What to do: Report every line of the data where the string "value" appears.

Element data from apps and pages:
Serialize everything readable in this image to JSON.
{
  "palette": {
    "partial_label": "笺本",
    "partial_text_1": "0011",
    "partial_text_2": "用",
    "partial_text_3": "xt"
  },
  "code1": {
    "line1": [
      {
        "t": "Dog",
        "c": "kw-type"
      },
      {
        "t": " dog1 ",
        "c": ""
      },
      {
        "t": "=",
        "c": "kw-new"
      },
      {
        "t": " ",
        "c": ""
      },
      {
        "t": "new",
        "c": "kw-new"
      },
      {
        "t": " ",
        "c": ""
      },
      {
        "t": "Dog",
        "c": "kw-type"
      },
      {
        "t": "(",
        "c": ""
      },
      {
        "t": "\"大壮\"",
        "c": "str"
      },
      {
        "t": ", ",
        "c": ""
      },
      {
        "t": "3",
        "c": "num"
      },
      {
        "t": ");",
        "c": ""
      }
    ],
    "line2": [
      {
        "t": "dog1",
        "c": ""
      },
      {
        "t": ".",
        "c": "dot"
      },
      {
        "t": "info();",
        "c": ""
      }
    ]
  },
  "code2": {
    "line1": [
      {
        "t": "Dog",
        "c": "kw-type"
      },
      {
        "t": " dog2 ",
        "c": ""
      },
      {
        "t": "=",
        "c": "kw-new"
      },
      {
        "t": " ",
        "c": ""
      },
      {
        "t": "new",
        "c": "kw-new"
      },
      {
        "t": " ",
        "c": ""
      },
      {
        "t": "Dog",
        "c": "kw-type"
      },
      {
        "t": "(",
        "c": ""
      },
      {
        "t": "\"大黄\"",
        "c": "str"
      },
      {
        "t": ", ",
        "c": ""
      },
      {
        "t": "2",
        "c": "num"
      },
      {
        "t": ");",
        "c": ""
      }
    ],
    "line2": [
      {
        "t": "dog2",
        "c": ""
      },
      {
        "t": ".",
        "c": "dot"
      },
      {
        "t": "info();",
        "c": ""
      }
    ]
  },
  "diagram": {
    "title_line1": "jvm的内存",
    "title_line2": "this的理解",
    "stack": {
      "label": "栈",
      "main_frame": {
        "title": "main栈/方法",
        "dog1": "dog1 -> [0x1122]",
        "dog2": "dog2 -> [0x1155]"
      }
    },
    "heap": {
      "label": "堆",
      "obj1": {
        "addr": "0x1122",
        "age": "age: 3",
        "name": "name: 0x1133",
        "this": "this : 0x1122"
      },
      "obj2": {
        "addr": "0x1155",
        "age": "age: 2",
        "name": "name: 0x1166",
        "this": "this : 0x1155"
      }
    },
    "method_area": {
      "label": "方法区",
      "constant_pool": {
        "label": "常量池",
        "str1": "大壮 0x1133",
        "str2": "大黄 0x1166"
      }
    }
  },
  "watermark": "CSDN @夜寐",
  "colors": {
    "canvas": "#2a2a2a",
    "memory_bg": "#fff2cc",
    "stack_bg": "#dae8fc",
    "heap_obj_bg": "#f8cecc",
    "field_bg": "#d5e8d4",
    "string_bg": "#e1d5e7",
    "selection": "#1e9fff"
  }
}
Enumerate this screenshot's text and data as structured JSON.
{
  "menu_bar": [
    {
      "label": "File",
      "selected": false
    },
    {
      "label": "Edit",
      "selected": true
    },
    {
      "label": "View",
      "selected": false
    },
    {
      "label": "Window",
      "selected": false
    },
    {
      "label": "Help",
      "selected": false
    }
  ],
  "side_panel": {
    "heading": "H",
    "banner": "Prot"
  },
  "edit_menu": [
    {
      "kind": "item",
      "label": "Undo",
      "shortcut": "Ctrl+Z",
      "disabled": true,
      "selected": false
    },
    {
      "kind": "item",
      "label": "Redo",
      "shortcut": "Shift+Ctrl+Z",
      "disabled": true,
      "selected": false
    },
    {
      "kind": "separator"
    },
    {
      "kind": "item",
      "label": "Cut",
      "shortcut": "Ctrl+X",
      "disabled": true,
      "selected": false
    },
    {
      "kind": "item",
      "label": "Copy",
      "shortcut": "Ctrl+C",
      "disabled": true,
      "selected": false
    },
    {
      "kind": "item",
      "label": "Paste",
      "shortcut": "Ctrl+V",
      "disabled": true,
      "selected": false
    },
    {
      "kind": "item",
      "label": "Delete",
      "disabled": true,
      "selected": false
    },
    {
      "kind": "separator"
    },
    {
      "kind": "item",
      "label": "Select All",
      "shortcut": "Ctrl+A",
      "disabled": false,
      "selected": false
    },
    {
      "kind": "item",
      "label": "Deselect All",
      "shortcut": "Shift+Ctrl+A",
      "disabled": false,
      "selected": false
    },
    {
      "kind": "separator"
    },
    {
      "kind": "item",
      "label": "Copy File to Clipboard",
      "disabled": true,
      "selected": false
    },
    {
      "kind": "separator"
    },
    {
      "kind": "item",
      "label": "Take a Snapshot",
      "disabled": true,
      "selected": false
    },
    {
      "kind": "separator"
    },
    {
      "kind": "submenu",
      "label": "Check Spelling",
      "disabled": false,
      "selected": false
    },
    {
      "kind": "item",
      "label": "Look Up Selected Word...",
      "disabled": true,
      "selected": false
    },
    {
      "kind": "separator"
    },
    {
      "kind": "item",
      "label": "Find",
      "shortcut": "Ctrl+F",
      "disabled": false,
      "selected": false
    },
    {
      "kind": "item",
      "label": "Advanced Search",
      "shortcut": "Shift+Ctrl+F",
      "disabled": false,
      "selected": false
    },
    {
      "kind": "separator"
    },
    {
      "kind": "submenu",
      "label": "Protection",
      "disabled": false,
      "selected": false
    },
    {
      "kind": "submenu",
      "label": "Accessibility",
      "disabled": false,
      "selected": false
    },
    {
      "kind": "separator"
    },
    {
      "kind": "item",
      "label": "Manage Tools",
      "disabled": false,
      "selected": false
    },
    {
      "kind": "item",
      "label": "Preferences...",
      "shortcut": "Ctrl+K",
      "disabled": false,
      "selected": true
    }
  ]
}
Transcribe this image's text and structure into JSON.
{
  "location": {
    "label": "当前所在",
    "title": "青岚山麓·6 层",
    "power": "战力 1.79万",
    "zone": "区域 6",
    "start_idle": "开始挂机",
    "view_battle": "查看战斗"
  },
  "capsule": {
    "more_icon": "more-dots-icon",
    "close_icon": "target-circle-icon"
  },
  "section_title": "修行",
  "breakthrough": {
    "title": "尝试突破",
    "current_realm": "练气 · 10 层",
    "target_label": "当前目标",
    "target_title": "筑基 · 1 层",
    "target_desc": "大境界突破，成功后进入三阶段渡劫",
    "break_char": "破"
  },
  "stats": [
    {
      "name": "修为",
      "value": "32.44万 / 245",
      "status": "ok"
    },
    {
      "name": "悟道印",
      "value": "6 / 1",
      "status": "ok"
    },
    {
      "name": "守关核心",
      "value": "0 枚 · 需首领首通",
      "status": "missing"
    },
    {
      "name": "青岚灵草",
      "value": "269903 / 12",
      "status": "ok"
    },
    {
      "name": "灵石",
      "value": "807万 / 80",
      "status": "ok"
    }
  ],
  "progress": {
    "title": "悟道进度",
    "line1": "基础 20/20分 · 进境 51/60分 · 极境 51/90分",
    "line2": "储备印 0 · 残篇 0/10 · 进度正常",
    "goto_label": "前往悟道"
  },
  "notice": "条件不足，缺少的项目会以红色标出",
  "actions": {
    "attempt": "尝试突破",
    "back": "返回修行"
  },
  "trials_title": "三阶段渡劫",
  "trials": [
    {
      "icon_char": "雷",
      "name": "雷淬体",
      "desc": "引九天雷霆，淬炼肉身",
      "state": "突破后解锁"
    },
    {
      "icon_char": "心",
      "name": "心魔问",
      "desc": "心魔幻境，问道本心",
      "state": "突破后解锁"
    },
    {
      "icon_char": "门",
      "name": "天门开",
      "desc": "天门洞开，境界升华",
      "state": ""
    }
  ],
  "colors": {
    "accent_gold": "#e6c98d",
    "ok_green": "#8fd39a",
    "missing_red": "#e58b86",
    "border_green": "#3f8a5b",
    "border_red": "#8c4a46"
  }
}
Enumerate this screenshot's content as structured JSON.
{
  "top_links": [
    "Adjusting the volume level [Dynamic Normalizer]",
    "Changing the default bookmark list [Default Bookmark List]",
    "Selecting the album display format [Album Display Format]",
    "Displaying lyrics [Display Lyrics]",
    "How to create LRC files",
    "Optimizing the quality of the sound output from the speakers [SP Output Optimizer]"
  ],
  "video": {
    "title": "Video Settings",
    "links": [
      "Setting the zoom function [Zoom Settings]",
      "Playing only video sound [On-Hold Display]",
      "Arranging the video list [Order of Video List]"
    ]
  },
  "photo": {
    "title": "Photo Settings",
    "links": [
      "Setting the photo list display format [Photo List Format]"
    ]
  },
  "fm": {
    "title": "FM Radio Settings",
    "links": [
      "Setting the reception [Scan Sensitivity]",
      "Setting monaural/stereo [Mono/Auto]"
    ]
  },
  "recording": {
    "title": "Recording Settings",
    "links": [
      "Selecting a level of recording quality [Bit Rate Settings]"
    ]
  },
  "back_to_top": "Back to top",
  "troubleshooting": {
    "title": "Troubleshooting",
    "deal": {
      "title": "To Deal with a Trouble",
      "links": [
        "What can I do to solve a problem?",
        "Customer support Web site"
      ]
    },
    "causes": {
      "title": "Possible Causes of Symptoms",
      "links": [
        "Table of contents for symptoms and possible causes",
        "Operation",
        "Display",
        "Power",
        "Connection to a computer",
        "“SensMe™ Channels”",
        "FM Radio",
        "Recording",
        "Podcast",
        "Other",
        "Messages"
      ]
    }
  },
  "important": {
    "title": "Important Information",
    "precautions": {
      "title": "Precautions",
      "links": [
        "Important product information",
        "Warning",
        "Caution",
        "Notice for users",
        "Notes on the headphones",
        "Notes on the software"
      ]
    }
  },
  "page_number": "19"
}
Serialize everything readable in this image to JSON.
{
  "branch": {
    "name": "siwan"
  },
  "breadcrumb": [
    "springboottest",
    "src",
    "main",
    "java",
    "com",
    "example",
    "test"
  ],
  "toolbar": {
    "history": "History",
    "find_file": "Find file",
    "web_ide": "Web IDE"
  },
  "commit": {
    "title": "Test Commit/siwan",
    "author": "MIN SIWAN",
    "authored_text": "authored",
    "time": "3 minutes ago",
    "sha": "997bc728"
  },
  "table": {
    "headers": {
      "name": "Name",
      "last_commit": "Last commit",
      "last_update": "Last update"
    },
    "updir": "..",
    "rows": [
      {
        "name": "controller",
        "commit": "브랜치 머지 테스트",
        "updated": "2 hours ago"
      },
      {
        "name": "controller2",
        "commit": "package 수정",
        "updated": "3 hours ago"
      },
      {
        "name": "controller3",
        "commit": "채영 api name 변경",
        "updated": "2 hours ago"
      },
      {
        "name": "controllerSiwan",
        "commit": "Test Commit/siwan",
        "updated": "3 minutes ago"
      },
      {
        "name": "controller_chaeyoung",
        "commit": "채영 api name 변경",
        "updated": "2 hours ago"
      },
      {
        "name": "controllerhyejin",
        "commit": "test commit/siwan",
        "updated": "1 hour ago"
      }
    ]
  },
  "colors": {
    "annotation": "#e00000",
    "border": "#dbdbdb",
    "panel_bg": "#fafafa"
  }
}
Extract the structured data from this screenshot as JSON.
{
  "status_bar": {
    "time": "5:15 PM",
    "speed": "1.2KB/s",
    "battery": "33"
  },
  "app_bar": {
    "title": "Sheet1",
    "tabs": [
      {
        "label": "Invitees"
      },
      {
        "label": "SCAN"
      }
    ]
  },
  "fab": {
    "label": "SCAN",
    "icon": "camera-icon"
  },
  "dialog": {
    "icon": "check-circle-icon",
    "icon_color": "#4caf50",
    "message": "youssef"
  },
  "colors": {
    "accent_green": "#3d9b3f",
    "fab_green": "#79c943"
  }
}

Answer for the task:
      "value": "32.44万 / 245",
      "value": "6 / 1",
      "value": "0 枚 · 需首领首通",
      "value": "269903 / 12",
      "value": "807万 / 80",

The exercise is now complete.